◆ EXERCISE DETAILS ◆
Only lines that contain the word "Briggs" are to be returned from the data below.
○ ○ ○
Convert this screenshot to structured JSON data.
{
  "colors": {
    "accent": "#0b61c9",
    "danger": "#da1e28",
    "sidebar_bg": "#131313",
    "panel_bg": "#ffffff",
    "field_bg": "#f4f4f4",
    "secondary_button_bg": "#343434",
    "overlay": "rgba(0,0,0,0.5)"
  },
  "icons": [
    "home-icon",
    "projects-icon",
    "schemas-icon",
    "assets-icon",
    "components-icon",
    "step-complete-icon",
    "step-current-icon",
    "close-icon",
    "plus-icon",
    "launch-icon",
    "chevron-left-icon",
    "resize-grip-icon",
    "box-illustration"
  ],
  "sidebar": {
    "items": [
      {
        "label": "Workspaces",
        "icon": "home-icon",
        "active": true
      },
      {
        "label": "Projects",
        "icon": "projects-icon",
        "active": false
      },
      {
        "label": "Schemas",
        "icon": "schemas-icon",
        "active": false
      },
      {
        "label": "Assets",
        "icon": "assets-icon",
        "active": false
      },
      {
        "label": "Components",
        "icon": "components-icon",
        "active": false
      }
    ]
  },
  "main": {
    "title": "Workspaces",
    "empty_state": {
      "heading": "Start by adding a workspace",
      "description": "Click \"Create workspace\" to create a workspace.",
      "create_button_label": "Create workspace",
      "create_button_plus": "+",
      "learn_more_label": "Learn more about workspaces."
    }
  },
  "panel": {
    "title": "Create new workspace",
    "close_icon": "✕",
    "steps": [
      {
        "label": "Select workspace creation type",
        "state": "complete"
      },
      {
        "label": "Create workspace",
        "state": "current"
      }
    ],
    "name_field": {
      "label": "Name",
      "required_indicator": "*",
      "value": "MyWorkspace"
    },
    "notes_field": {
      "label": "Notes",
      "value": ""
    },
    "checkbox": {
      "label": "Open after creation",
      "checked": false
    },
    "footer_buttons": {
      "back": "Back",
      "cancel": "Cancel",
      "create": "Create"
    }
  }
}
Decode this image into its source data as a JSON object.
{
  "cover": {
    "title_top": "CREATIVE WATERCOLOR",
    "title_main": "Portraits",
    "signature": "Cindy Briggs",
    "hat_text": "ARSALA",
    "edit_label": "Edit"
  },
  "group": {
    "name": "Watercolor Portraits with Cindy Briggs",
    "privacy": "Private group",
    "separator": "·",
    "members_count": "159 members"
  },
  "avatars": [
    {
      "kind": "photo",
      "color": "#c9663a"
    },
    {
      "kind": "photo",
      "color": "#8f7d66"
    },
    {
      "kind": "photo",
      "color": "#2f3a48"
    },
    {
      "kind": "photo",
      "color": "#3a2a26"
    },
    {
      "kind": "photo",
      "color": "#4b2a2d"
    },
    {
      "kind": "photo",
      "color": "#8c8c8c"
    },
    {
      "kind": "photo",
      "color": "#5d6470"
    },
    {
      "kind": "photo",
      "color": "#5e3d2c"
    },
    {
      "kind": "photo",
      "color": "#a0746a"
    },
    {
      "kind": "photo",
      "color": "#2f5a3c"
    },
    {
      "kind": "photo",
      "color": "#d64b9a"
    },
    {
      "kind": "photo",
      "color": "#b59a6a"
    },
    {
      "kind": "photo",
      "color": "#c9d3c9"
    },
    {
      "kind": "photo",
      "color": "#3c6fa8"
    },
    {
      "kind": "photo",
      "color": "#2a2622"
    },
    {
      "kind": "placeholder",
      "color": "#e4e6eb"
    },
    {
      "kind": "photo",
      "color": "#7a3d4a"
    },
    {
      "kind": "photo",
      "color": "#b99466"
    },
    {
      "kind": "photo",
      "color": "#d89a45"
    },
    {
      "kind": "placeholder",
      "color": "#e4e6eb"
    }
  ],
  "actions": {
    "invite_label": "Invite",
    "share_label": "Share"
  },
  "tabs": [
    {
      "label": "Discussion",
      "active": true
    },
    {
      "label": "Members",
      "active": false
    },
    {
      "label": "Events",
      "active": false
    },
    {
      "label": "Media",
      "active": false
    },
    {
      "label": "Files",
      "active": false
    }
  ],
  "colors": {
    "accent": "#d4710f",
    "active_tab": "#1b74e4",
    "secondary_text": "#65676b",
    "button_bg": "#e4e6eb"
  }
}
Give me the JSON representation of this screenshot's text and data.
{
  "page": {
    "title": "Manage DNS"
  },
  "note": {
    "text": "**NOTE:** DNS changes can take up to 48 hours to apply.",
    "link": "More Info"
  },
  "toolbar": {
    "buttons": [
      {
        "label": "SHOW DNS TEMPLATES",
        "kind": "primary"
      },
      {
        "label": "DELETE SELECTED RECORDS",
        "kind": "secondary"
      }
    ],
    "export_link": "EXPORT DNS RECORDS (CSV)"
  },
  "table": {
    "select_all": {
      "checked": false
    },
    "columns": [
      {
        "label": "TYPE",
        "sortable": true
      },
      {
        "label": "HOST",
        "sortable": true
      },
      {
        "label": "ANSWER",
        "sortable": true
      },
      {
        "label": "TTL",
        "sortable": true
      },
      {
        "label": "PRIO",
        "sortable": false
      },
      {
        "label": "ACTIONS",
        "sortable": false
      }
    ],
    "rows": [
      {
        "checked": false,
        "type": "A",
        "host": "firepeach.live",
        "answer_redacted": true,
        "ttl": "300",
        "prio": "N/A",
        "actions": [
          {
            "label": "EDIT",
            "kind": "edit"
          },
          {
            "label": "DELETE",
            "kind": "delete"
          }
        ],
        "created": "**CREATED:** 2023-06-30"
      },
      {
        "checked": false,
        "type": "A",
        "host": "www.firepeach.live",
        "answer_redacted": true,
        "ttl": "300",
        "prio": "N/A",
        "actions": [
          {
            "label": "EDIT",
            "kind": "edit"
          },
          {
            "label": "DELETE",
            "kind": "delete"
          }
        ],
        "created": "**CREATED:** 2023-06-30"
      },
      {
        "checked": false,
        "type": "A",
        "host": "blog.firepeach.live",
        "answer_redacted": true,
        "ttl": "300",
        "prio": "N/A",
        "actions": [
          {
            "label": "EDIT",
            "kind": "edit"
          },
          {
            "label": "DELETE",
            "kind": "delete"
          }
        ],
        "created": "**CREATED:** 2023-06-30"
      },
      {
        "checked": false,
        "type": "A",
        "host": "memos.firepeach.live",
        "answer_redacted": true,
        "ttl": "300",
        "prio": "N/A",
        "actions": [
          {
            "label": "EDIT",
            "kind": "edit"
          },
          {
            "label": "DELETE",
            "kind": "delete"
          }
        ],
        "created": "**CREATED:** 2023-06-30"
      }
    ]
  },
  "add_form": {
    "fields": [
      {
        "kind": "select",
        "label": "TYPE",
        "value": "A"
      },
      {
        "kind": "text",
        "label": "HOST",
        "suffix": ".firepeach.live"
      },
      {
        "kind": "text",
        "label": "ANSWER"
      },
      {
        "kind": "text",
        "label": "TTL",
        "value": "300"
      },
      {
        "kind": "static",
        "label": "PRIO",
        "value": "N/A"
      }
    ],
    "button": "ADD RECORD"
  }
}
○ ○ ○
◆ EXERCISE ANSWER ◆
    "signature": "Cindy Briggs",
    "name": "Watercolor Portraits with Cindy Briggs",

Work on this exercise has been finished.